Beijing: Britain will allow Chinese companies to take majority stakes in nuclear power projects in the country, finance minister George Osborne said on Thursday.
Osborne made the announcement during a visit to the Taishan atomic power station in southern China, the British government said in a release, at the end of a trip which saw a memorandum of understanding (MoU) signed on civil nuclear cooperation between the two countries.
“Today is another demonstration of the next big step in the relationship between Britain and China — the world’s oldest civil nuclear power and the world’s fastest growing civil nuclear power,” Osborne said in the release.
The document said initial Chinese stakes in nuclear power stations in Britain were likely to be minority shares, but added: “Over time stakes in subsequent new power stations could be majority stakes.”
The announcement comes amid reports that China General Nuclear Power and French energy giant EDF have agreed a controversial deal to build a new atomic power station at Hinkley Point in Somerset.
Osborne said his announcement was “an important potential part of the government’s plan for developing the next generation of nuclear power in Britain”.
“It means the potential of more investment and jobs in Britain, and lower long-term energy costs for consumers,” he added.
The Taishan facility is a joint venture between the Chinese firm and EDF, according to the release.
The civil nuclear accord — the first ever between the countries — was signed on Tuesday in Beijing at a China-UK economic dialogue.

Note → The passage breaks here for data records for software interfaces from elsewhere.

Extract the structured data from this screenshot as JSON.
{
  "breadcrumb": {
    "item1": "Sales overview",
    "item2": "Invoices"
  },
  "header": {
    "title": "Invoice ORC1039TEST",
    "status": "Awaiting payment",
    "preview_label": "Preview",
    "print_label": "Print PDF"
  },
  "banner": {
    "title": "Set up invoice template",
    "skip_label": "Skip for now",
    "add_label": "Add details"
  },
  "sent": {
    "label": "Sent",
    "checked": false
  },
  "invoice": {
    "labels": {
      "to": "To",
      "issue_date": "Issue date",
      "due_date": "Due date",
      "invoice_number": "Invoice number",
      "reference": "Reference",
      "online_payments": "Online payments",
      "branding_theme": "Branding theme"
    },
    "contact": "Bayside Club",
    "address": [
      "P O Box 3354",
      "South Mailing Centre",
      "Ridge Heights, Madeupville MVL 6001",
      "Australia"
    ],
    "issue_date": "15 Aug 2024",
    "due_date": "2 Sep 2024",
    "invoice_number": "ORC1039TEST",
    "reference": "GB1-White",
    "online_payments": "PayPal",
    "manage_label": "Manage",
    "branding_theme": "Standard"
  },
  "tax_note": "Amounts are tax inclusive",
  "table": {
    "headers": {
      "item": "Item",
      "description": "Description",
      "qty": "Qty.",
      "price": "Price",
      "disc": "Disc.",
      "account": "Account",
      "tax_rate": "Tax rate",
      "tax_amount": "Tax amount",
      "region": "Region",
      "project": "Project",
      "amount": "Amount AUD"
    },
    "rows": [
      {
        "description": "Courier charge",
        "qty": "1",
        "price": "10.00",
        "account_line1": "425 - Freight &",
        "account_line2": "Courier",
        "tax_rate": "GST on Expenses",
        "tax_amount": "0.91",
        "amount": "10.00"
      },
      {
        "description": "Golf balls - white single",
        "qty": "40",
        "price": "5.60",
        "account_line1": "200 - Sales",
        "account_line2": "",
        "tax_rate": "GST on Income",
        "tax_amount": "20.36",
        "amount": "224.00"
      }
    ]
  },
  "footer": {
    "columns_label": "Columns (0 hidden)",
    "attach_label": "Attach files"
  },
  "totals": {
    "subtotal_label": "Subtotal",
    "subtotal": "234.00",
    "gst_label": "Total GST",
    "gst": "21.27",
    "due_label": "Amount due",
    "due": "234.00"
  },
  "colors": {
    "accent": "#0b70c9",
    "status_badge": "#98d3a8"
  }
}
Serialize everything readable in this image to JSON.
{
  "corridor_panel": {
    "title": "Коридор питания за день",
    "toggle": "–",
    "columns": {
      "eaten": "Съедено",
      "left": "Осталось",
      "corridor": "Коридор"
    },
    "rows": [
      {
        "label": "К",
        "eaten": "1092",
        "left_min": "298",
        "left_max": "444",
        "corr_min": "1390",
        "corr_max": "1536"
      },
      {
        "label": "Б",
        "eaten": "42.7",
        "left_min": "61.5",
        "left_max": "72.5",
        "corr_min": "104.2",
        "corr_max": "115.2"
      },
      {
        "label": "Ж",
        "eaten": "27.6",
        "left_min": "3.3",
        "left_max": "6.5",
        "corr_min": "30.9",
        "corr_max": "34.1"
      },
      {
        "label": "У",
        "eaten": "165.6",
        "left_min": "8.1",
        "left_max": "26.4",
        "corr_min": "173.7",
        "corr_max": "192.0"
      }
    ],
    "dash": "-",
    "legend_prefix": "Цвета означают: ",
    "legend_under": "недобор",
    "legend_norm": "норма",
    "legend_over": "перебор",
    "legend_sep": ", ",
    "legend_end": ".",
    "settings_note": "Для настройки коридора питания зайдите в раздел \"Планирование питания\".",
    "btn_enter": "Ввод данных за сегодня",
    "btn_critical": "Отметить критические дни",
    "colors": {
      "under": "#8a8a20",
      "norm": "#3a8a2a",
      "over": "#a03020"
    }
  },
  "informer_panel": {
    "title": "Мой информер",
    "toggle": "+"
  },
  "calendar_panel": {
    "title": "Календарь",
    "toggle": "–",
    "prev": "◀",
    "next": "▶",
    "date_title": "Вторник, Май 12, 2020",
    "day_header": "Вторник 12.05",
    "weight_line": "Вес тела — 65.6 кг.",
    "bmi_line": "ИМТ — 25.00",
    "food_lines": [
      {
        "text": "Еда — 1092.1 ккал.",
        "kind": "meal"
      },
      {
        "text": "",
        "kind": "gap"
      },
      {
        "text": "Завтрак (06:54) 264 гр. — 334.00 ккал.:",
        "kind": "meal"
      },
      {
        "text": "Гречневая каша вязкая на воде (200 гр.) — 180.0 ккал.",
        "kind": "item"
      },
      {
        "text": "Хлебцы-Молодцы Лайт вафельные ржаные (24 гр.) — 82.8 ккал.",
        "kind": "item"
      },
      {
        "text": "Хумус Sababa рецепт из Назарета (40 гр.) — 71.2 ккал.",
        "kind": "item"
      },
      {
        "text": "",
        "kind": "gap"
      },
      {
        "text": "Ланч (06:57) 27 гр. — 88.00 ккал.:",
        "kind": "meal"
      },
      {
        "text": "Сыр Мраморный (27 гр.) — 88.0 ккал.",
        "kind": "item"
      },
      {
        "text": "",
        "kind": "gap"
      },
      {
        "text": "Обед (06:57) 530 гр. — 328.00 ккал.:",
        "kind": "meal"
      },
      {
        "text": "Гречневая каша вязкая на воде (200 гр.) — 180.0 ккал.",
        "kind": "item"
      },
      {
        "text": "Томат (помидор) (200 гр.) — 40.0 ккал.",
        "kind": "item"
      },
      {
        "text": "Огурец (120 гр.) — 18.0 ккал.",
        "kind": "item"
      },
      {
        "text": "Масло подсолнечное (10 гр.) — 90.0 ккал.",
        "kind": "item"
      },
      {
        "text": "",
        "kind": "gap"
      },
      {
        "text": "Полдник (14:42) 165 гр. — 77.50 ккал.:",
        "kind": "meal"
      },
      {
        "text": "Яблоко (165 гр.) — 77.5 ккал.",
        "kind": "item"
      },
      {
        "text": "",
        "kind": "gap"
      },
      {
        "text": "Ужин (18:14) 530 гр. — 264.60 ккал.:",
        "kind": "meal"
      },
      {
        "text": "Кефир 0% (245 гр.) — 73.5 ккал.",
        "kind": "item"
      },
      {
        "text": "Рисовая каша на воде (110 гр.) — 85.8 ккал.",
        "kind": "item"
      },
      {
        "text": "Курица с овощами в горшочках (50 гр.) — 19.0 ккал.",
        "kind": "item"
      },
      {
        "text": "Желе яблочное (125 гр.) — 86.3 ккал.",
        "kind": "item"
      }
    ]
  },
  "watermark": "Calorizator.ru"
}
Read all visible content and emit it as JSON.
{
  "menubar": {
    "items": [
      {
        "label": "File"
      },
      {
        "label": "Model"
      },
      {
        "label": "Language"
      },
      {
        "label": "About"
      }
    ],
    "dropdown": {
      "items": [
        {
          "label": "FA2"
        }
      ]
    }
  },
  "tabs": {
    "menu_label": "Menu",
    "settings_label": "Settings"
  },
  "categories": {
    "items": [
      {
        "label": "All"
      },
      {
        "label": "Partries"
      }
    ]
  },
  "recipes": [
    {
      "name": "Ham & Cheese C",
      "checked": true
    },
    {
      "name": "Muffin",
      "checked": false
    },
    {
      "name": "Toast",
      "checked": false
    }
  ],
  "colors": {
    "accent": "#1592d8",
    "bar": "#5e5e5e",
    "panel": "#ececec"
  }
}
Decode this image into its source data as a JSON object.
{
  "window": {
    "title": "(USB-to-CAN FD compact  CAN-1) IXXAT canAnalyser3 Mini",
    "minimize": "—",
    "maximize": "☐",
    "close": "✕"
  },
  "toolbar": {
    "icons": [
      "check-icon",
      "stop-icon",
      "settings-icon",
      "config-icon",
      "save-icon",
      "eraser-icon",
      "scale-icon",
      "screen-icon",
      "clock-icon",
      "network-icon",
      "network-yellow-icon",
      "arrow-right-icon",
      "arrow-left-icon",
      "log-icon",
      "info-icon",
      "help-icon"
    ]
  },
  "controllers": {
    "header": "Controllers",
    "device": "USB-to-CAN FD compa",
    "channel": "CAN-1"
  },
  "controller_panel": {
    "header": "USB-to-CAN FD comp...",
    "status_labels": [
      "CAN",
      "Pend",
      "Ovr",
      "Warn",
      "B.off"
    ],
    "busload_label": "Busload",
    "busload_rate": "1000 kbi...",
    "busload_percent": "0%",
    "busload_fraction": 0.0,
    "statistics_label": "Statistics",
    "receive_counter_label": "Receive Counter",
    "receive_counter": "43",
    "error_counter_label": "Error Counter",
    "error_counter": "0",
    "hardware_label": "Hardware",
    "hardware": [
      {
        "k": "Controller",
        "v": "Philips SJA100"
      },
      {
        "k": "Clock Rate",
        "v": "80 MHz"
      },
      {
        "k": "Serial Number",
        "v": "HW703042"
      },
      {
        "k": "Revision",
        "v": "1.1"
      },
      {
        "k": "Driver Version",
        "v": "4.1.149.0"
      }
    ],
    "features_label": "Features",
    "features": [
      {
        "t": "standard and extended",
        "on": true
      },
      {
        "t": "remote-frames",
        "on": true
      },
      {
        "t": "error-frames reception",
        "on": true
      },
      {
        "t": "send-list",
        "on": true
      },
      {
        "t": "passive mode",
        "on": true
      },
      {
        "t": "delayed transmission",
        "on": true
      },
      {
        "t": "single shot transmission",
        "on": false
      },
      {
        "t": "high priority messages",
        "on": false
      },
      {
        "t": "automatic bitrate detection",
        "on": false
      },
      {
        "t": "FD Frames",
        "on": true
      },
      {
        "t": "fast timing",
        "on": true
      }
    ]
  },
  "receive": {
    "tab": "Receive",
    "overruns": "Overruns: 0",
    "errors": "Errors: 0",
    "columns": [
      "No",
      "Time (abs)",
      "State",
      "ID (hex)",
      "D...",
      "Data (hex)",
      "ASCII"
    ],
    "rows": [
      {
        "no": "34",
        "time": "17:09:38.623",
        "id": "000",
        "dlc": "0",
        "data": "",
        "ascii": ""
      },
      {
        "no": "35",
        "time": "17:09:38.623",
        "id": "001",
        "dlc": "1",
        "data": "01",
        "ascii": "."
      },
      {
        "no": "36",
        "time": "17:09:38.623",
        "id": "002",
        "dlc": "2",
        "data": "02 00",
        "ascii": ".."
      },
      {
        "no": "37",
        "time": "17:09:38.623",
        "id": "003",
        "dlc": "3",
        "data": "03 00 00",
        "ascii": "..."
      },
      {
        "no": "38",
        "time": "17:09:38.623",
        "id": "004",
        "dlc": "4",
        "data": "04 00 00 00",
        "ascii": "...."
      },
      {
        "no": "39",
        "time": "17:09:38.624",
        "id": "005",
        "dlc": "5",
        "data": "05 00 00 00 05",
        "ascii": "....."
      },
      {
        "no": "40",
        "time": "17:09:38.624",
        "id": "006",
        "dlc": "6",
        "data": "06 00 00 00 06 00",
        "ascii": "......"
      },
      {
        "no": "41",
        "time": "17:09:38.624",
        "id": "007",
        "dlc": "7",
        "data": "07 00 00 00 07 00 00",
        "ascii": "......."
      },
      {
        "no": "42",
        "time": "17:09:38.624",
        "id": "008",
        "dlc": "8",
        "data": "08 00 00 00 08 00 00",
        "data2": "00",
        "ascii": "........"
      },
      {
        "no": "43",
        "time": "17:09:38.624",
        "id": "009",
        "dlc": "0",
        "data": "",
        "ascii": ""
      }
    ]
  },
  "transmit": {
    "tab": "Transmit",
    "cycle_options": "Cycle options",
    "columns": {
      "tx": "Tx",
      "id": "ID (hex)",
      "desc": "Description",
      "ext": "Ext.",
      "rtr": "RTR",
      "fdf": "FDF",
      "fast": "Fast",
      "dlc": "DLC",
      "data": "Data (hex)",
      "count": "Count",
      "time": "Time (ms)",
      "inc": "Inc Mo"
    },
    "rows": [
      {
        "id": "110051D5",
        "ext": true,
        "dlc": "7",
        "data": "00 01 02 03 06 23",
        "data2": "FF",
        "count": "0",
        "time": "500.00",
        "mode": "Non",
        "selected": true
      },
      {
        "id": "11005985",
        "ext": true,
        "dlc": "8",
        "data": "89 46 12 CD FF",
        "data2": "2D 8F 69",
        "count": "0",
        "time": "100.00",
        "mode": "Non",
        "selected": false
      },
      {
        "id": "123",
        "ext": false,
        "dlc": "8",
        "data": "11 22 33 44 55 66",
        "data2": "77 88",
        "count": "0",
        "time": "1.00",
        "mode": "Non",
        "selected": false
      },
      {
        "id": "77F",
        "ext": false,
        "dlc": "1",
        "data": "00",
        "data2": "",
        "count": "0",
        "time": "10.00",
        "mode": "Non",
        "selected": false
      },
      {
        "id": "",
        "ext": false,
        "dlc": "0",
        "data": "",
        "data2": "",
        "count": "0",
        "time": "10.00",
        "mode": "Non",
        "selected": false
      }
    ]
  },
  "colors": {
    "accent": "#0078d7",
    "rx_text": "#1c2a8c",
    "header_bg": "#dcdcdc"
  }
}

Then, Osborne hailed it as heralding government support for “closer collaboration” between British and Chinese companies, adding: “I hope that this strategic agreement will form the foundation for specific areas of commercial cooperation.”
At the time he declined to discuss specific commercial deals and said discussions between the British government and EDF over the Hinkley Point reactor project were “ongoing”.
The MOU establishes a “strategic framework” for the two sides to work together in “investment, technology, construction and expertise”, the British release Thursday said, with the latest announcement marking “the first step and signal by the UK Government” as part of the agreement.
Britain’s claim to be the world’s oldest civil nuclear power derives from the opening of the first commercial nuclear power facility at Calder Hall in 1956.
According to the British government release, China has 17 operating nuclear reactors with another 28 under construction.
The MOU also ensures that British companies including Rolls Royce, International Nuclear Services (INS) and engineering enterprises such as Mott MacDonald can grab a share of China’s nuclear programme, the release said.
Osborne has announced that INS this week signed an MOU with Chinese Nuclear Power Engineering Co. that calls for sharing British skill in radioactive waste management, the release said.